▶ AIM OF THE EXERCISE: What is needed is an exact copy of the entries below, with the pictures left out.

*** Opening of AVAILABLE RECORDS ***

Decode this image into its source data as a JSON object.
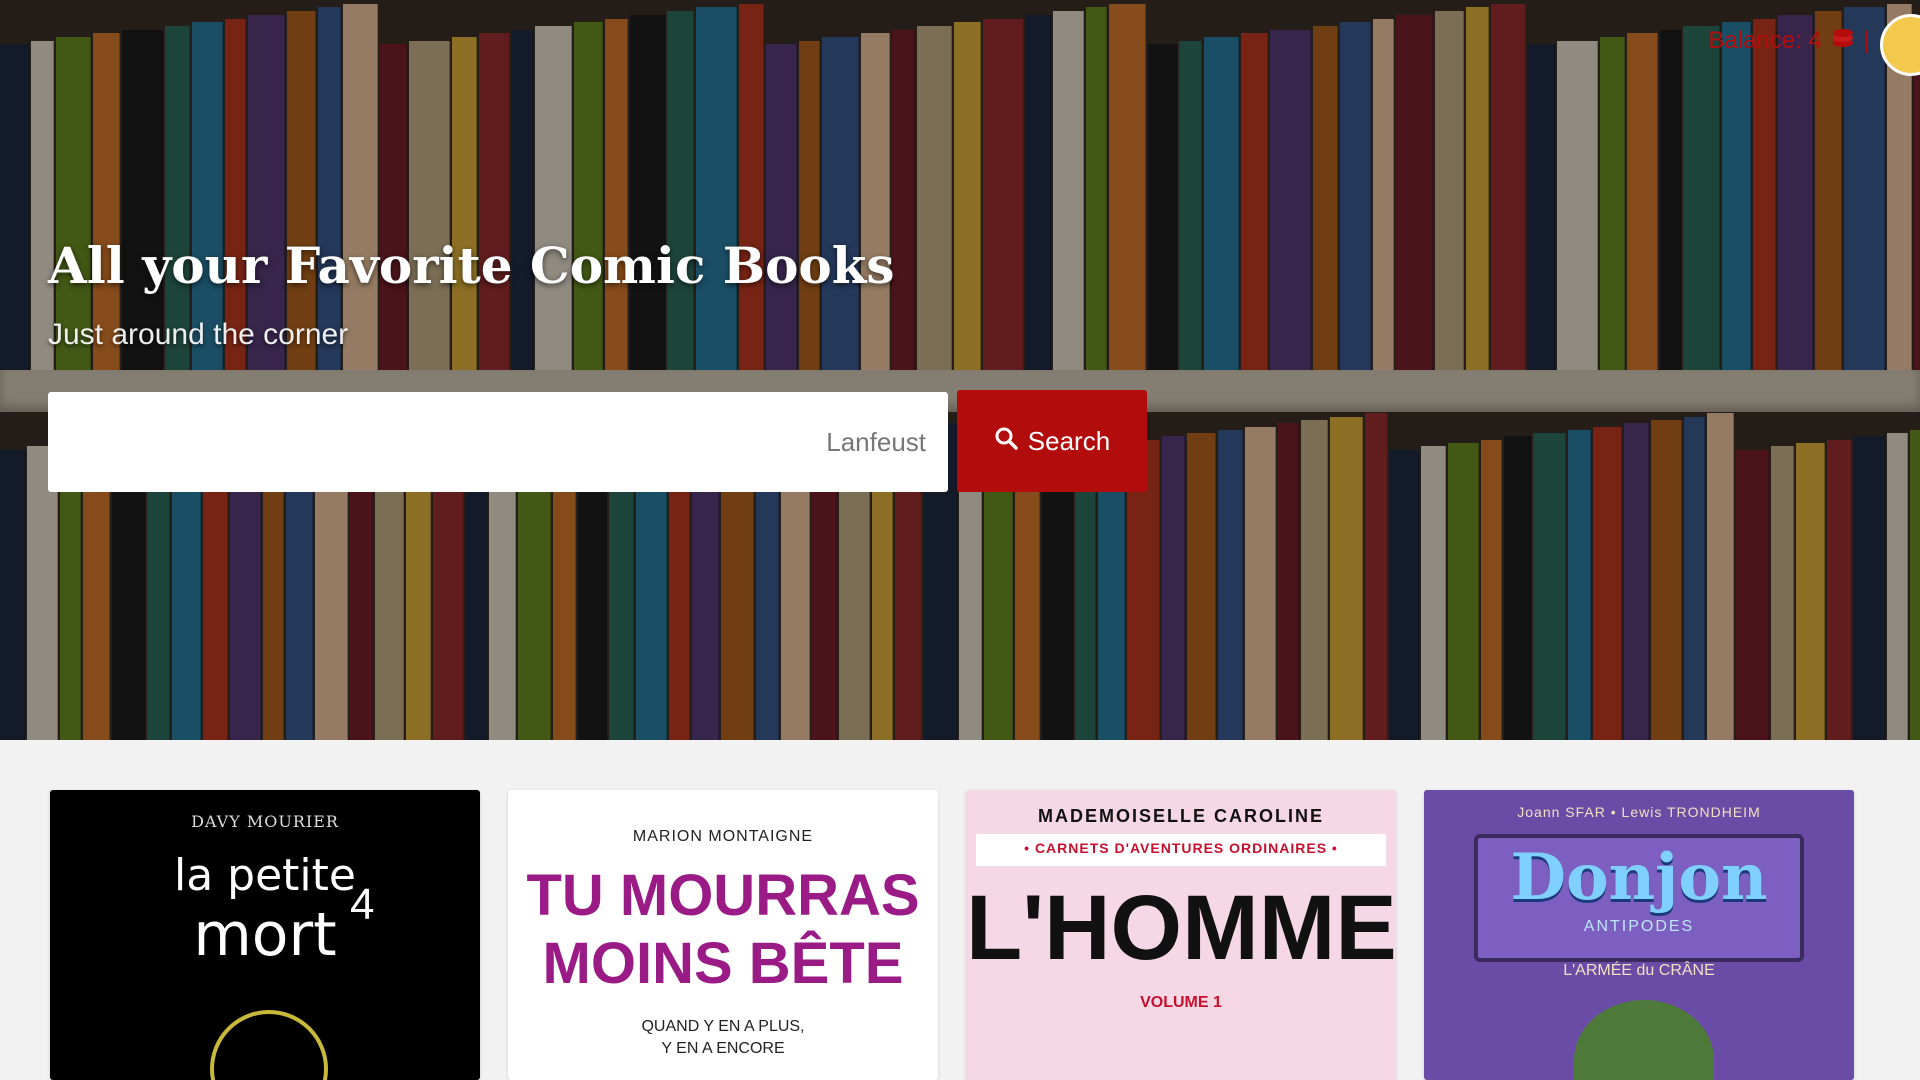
{
  "hero": {
    "title": "All your Favorite Comic Books",
    "subtitle": "Just around the corner"
  },
  "search": {
    "placeholder": "Lanfeust",
    "button_label": "Search",
    "button_icon": "search-icon"
  },
  "header": {
    "balance_label": "Balance: 4",
    "balance_icon": "coins-icon",
    "avatar_icon": "user-avatar"
  },
  "colors": {
    "accent": "#b20c0c"
  },
  "books": [
    {
      "author": "DAVY MOURIER",
      "title_line1": "la petite",
      "title_line2": "mort",
      "volume": "4"
    },
    {
      "author": "MARION MONTAIGNE",
      "title_line1": "TU MOURRAS",
      "title_line2": "MOINS BÊTE",
      "subtitle_line1": "QUAND Y EN A PLUS,",
      "subtitle_line2": "Y EN A ENCORE"
    },
    {
      "author": "MADEMOISELLE CAROLINE",
      "series": "• CARNETS D'AVENTURES ORDINAIRES •",
      "title": "L'HOMME",
      "volume_label": "VOLUME 1"
    },
    {
      "author": "Joann SFAR • Lewis TRONDHEIM",
      "title": "Donjon",
      "series": "ANTIPODES",
      "subtitle": "L'ARMÉE du CRÂNE"
    }
  ]
}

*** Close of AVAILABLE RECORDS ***

▶ WRITTEN ANSWER:
Decode this image into its source data as a JSON object.
{
  "hero": {
    "title": "All your Favorite Comic Books",
    "subtitle": "Just around the corner"
  },
  "search": {
    "placeholder": "Lanfeust",
    "button_label": "Search",
    "button_icon": "search-icon"
  },
  "header": {
    "balance_label": "Balance: 4",
    "balance_icon": "coins-icon",
    "avatar_icon": "user-avatar"
  },
  "colors": {
    "accent": "#b20c0c"
  },
  "books": [
    {
      "author": "DAVY MOURIER",
      "title_line1": "la petite",
      "title_line2": "mort",
      "volume": "4"
    },
    {
      "author": "MARION MONTAIGNE",
      "title_line1": "TU MOURRAS",
      "title_line2": "MOINS BÊTE",
      "subtitle_line1": "QUAND Y EN A PLUS,",
      "subtitle_line2": "Y EN A ENCORE"
    },
    {
      "author": "MADEMOISELLE CAROLINE",
      "series": "• CARNETS D'AVENTURES ORDINAIRES •",
      "title": "L'HOMME",
      "volume_label": "VOLUME 1"
    },
    {
      "author": "Joann SFAR • Lewis TRONDHEIM",
      "title": "Donjon",
      "series": "ANTIPODES",
      "subtitle": "L'ARMÉE du CRÂNE"
    }
  ]
}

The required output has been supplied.